>>>

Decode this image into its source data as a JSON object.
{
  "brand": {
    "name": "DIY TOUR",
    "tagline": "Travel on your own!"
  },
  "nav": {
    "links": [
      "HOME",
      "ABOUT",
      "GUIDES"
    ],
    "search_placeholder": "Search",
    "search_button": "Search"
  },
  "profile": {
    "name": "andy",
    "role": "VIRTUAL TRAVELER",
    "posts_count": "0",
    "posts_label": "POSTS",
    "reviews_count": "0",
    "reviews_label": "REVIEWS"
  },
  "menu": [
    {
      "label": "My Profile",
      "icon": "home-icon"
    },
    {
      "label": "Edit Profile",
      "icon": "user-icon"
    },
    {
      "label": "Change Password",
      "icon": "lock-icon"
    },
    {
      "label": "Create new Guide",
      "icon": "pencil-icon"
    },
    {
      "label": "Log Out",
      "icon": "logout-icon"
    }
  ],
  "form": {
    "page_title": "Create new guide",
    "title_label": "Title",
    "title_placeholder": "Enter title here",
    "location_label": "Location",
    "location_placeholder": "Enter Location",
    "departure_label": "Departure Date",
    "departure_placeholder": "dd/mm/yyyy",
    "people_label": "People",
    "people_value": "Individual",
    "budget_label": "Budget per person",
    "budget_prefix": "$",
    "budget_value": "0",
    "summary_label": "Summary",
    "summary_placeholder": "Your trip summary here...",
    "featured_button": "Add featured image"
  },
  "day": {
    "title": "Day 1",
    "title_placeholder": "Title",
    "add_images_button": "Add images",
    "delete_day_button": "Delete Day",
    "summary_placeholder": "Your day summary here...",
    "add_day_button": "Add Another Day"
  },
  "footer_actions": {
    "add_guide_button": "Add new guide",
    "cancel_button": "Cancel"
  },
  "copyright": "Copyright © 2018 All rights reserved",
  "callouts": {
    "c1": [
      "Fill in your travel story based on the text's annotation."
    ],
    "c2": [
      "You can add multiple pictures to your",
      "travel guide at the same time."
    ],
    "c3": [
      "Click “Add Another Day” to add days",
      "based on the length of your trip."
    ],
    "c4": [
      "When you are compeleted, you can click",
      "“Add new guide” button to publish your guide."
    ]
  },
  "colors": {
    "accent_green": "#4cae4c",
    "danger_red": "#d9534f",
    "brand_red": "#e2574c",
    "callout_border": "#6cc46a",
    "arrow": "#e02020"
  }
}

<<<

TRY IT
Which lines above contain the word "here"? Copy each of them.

OUTPUT BELOW
    "title_placeholder": "Enter title here",
    "summary_placeholder": "Your trip summary here...",
    "summary_placeholder": "Your day summary here...",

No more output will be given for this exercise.